However, it is important to rotate insecticides across different classes to minimize the risk of resistance. Pay close attention to the bee label on insecticides, indicating toxicity to bees, and adhere to the pre-harvest intervals (PHI) specified for each insecticide. This is especially true for the second generation.

Orchard sanitation plays a vital role in plum curculio control. Removing fallen fruit from the orchard helps reduce the larval population that pupates in the soil. You can also shake trees in the orchard to check whether the fruit falls. If the fruits fall quickly, they are likely infested with plum curculio.

In our efforts to develop an IPM strategy for plum curculio on peaches, monitoring adult activity using various traps and lures is our first step for the 2024 season. We are testing two trap types – trunk and pyramid traps – with a lure combination of Methyl salicylate and Grandiosic acid to enhance monitoring accuracy. By implementing better monitoring practices and reducing the use of insecticides, we aim to manage the population of plum curculio in growers' commercial orchards. 

Stay tuned to our updates on plum curculio monitoring and management!

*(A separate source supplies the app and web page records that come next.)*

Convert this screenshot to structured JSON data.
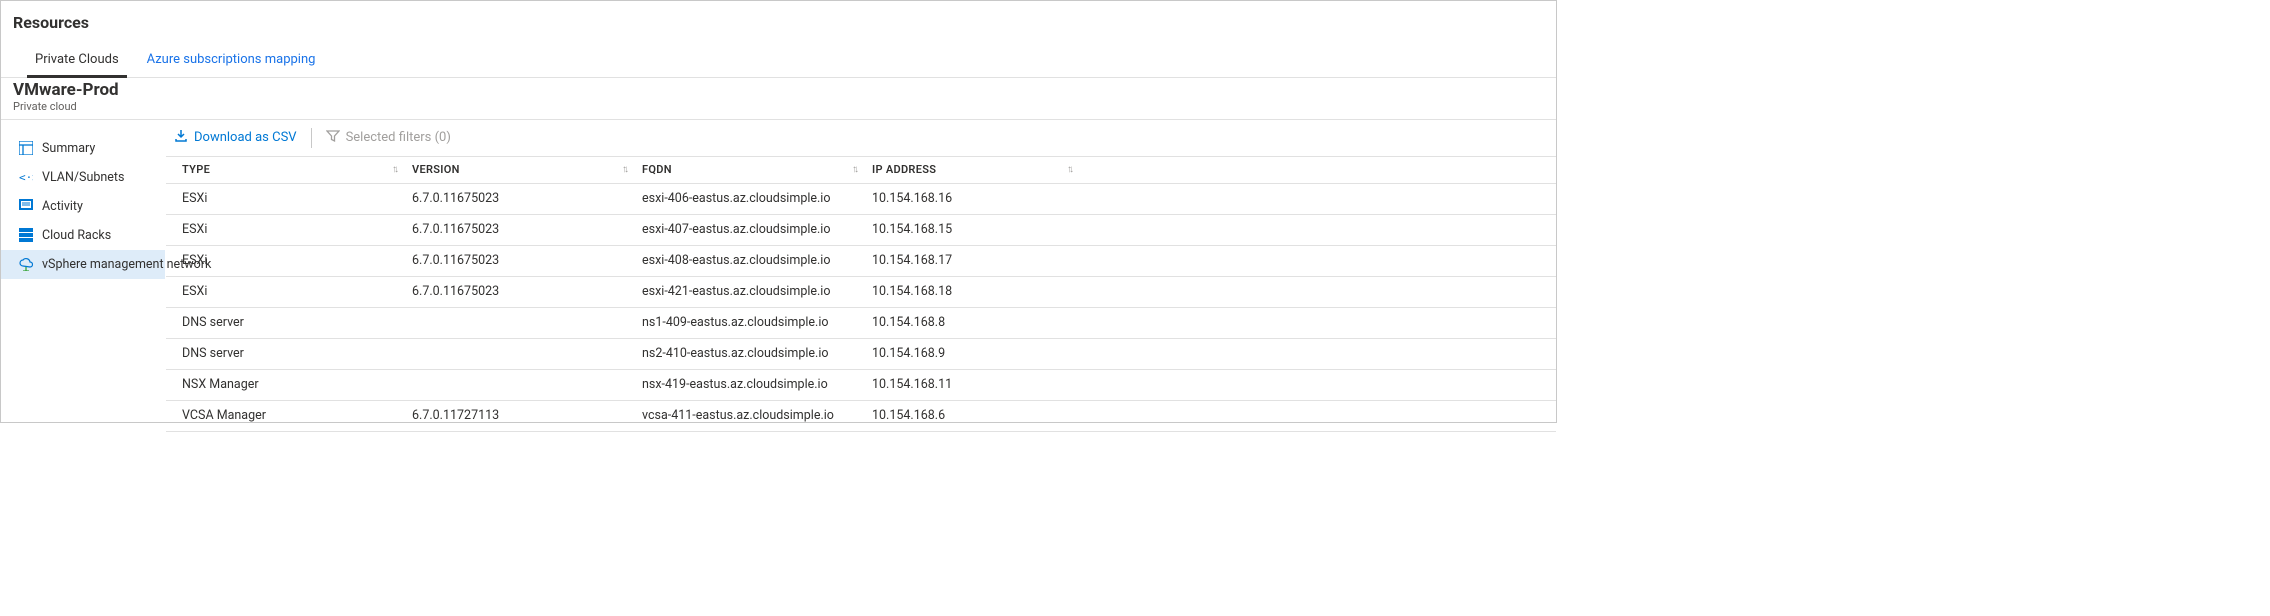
{
  "page_title": "Resources",
  "tabs": [
    {
      "label": "Private Clouds",
      "active": true
    },
    {
      "label": "Azure subscriptions mapping",
      "active": false
    }
  ],
  "cloud": {
    "name": "VMware-Prod",
    "subtitle": "Private cloud"
  },
  "sidebar": {
    "items": [
      {
        "id": "summary",
        "label": "Summary",
        "active": false
      },
      {
        "id": "vlan-subnets",
        "label": "VLAN/Subnets",
        "active": false
      },
      {
        "id": "activity",
        "label": "Activity",
        "active": false
      },
      {
        "id": "cloud-racks",
        "label": "Cloud Racks",
        "active": false
      },
      {
        "id": "vsphere-mgmt",
        "label": "vSphere management network",
        "active": true
      }
    ]
  },
  "toolbar": {
    "download_label": "Download as CSV",
    "filters_label": "Selected filters (0)"
  },
  "table": {
    "columns": [
      {
        "key": "type",
        "label": "TYPE"
      },
      {
        "key": "version",
        "label": "VERSION"
      },
      {
        "key": "fqdn",
        "label": "FQDN"
      },
      {
        "key": "ip",
        "label": "IP ADDRESS"
      }
    ],
    "rows": [
      {
        "type": "ESXi",
        "version": "6.7.0.11675023",
        "fqdn": "esxi-406-eastus.az.cloudsimple.io",
        "ip": "10.154.168.16"
      },
      {
        "type": "ESXi",
        "version": "6.7.0.11675023",
        "fqdn": "esxi-407-eastus.az.cloudsimple.io",
        "ip": "10.154.168.15"
      },
      {
        "type": "ESXi",
        "version": "6.7.0.11675023",
        "fqdn": "esxi-408-eastus.az.cloudsimple.io",
        "ip": "10.154.168.17"
      },
      {
        "type": "ESXi",
        "version": "6.7.0.11675023",
        "fqdn": "esxi-421-eastus.az.cloudsimple.io",
        "ip": "10.154.168.18"
      },
      {
        "type": "DNS server",
        "version": "",
        "fqdn": "ns1-409-eastus.az.cloudsimple.io",
        "ip": "10.154.168.8"
      },
      {
        "type": "DNS server",
        "version": "",
        "fqdn": "ns2-410-eastus.az.cloudsimple.io",
        "ip": "10.154.168.9"
      },
      {
        "type": "NSX Manager",
        "version": "",
        "fqdn": "nsx-419-eastus.az.cloudsimple.io",
        "ip": "10.154.168.11"
      },
      {
        "type": "VCSA Manager",
        "version": "6.7.0.11727113",
        "fqdn": "vcsa-411-eastus.az.cloudsimple.io",
        "ip": "10.154.168.6"
      }
    ]
  }
}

Download the Plum Curculio infosheet

This update was submitted by Kacie Athey and Karuna Kafle, graduate student in the Crop Sciences department at University of Illinois.

larvae inside of fruit
Plum curculio larva feeding inside the peach fruit.